  • Develop data management and analytics protocols for each stage of the audit process.
  • Establish job rotations or other processes to encourage collaboration across teams.
  • Standardize and document analytics procedures whenever possible. This can enhance the transparency, consistency of quality, and reproducibility of the analysis.
  • Include a change-management plan in the initiative.

Commitment to Fostering AI Competence Internal audit needs people with relevant skills to drive high-value outcomes with AI. Therefore, it must be able to attract, develop, manage, and retain talent. The team structure should complement the audit function’s existing structure and culture. Each team member should have distinct roles and responsibilities.

Training and incentives may be needed to develop AI skills and mindsets. Academic courses and job rotation training can build data analytics skills.

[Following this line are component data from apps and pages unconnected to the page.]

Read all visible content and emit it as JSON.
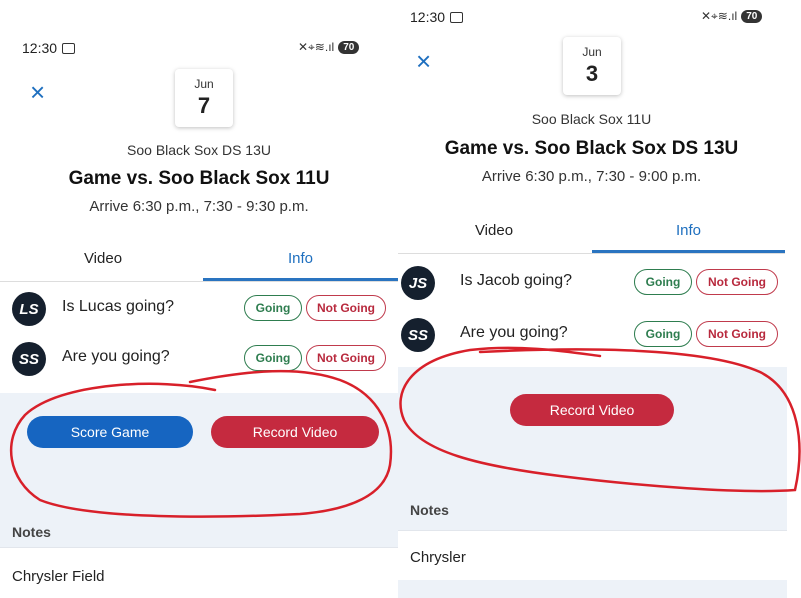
{
  "left": {
    "status": {
      "time": "12:30",
      "battery": "70",
      "icons": "✕⌖≋.ıl"
    },
    "close_glyph": "×",
    "date": {
      "month": "Jun",
      "day": "7"
    },
    "event": {
      "team": "Soo Black Sox DS 13U",
      "title": "Game vs. Soo Black Sox 11U",
      "time": "Arrive 6:30 p.m., 7:30 - 9:30 p.m."
    },
    "tabs": {
      "video": "Video",
      "info": "Info"
    },
    "rsvp": [
      {
        "initials": "LS",
        "question": "Is Lucas going?",
        "going": "Going",
        "not_going": "Not Going"
      },
      {
        "initials": "SS",
        "question": "Are you going?",
        "going": "Going",
        "not_going": "Not Going"
      }
    ],
    "buttons": {
      "score": "Score Game",
      "record": "Record Video"
    },
    "notes": {
      "label": "Notes",
      "text": "Chrysler Field"
    }
  },
  "right": {
    "status": {
      "time": "12:30",
      "battery": "70",
      "icons": "✕⌖≋.ıl"
    },
    "close_glyph": "×",
    "date": {
      "month": "Jun",
      "day": "3"
    },
    "event": {
      "team": "Soo Black Sox 11U",
      "title": "Game vs. Soo Black Sox DS 13U",
      "time": "Arrive 6:30 p.m., 7:30 - 9:00 p.m."
    },
    "tabs": {
      "video": "Video",
      "info": "Info"
    },
    "rsvp": [
      {
        "initials": "JS",
        "question": "Is Jacob going?",
        "going": "Going",
        "not_going": "Not Going"
      },
      {
        "initials": "SS",
        "question": "Are you going?",
        "going": "Going",
        "not_going": "Not Going"
      }
    ],
    "buttons": {
      "record": "Record Video"
    },
    "notes": {
      "label": "Notes",
      "text": "Chrysler"
    }
  },
  "colors": {
    "accent_blue": "#1e6fbf",
    "score_button": "#1665c1",
    "record_button": "#c52a3f",
    "going": "#2e7d4f",
    "not_going": "#b8293d",
    "annotation": "#d8202a",
    "avatar": "#15202e",
    "panel_bg": "#edf2f8"
  }
}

Moreover, because AI may be a new concept for some staff members, internal audit should create a learning environment where auditors can ask questions and work through challenges.

Communications Plan to Engage Stakeholders and Build Support Collaboration with different departments within the organization is crucial to ensuring AI strategy aligns with business needs. Communications at all business levels can build support for embedding AI into the audit function. Moreover, a well-formulated communications plan can help ensure alignment with business needs and demonstrate success, which in turn can build buy-in.

At a high level, the communications plan should identify stakeholders, select channels, and develop customized messages for different groups, according to authors Sara LaBelle and Jennifer Waldeck in Strategic Communication for Organizations. It also should include provisions to monitor and evaluate the plan’s effectiveness. Some recommendations for building a communications plan include:

  • Communicate the reason for implementing the AI initiative to encourage participation.
  • Use personalized, succinct, clear, and consistent communications to build trust.
  • Use key performance indicators to measure effectiveness and help ensure the AI strategy aligns with business priorities.

Optimizing AI

Taking advantage of the power of AI can help internal auditors provide stakeholders with confidence in their organizations’ operations and deliver higher return on investment in audit services. Accomplishing these goals requires an audit department that nurtures the development of data, infrastructure, people, and processes. Above all, it entails good planning.

Internal audit leaders must understand the current state of data management and analytics capabilities, and refine these capabilities to optimize the value AI can generate. It is a big responsibility, but incorporating AI in audit processes can enable auditors to provide critical advice and assurance in a digitally transformed age.

Kitty Kay Chan
Tina Kim
Internal Auditor is pleased to provide you an opportunity to share your thoughts about the articles posted on this site. Some comments may be reprinted elsewhere, online or offline. We encourage lively, open discussion and only ask that you refrain from personal comments and remarks that are off topic. Internal Auditor reserves the right to remove comments.

About the Authors



Kitty Kay ChanKitty Kay Chan<p>​Kitty Kay Chan, PHD, is professor of professional practice in Applied Analytics and academic director of the Master of Science in Applied Analytics at Columbia University in New York.<br></p>



Tina KimTina Kim<p>Tina Kim, CIA, CRMA, CISA, CPA, is deputy comptroller for State Government Accountability, New York State Office of the State Comptroller, in Albany. <br></p>


Comment on this article

comments powered by Disqus
  • AuditBoard-July-2021-Premium-1
  • SCCE-July-2021-Premium-2
  • CIALS-July-2021-Premium-3